“Some magazines do things well,” Meiselas said, “but I don’t think the ‘best spread’ is always the issue. One makes a lot of discoveries with the pictures [in circulation]; they take on a life of their own and become important to people for reasons I can’t even imagine. With the media using my work, there is a kind of re-bounding — it integrates me into a bigger world, on many levels; when the images take on their own life and become part of other people’s lives, they bring me into those lives.”
Meiselas takes the issue of being brought into others’ lives very seriously. She talked with considerable feeling about being in Nicaragua in July of last year, at a time when the United States had just appropriated $100 million for aid to the Contras. On her sense of frustration in the face of this kind of circumstance she said, “I felt unable to photograph, and this paralyzation was very real — framing something to make a photograph was almost like a death watch. In 1978,” she continued, “putting the images together into a book made the experiences and the events coherent. In 1986 making a frame was almost as if I was documenting a people’s fate. I didn’t want to be there to be witness to that; it was also an acknowledgment of my own failure, and the failure of photography to make a difference.”
Passionate about photography and committed to the idea that photographs must be used by the media in order to communicate effectively, Meiselas is nonetheless remarkably sanguine about this usage. She gives credit where it is due and points out that some magazines (Panorama, The New York Times Magazine, Paris Match, Harper’s) have done extraordinary service to her photographs.
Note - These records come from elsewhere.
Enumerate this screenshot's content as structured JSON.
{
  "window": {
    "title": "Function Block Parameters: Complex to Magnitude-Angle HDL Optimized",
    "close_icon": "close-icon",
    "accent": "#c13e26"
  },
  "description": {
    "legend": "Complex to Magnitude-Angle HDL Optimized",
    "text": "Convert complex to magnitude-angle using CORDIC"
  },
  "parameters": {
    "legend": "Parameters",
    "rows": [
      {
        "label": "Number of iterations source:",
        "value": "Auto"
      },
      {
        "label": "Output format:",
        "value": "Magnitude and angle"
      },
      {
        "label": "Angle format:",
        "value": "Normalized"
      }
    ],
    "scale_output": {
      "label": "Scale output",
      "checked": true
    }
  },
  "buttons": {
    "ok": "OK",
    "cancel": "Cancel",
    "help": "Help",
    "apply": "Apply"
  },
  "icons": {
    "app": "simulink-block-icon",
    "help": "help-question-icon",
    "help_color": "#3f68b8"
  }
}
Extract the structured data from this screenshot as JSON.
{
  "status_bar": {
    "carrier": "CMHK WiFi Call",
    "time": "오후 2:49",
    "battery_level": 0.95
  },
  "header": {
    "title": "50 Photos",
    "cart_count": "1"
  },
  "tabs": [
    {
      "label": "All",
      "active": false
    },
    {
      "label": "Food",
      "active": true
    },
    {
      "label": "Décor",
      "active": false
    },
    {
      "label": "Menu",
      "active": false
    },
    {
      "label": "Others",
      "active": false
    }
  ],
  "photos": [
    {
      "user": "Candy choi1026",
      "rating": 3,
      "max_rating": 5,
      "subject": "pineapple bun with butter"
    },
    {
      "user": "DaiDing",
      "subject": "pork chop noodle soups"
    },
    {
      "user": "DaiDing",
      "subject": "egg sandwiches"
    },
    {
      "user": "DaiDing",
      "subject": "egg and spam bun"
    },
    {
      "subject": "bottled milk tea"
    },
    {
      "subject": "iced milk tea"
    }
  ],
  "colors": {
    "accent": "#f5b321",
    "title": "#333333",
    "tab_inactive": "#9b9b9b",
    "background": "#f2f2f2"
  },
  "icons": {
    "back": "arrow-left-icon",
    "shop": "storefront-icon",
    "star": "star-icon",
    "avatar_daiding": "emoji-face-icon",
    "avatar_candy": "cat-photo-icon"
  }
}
Pulling out a cover of The New Republic (“The Truth About The Death Squads,” December 26, 1983), and referring again to the risks photographers had to take in El Salvador, she said, simply: “I can’t do better than that ― I was scared shitless making that image, and this made the whole thing worthwhile.”
Finally, Meiselas acknowledges that the process of communication is incompletely understood and that the sense of urgency to communicate is what really matters. While she feels the most meaningful experience for a photographer would involve the entire process, from the making of an image through to the making of a book or picture story — in which “you have to try in so many different ways to reach so many different kinds of people” — she admits that the ways photographs are used are sometimes good, frequently imperfect, and occasionally distorted. Meiselas indicates a willingness to accept this fact as part of the communication process. And, she says, photographs themselves are not absolutes with fixed meanings; they are responses to events, situations or circumstances, and vary accordingly: “My images are characteristic of this period in my life, and that place in its time; and my ideas about them come from the living of these experiences.”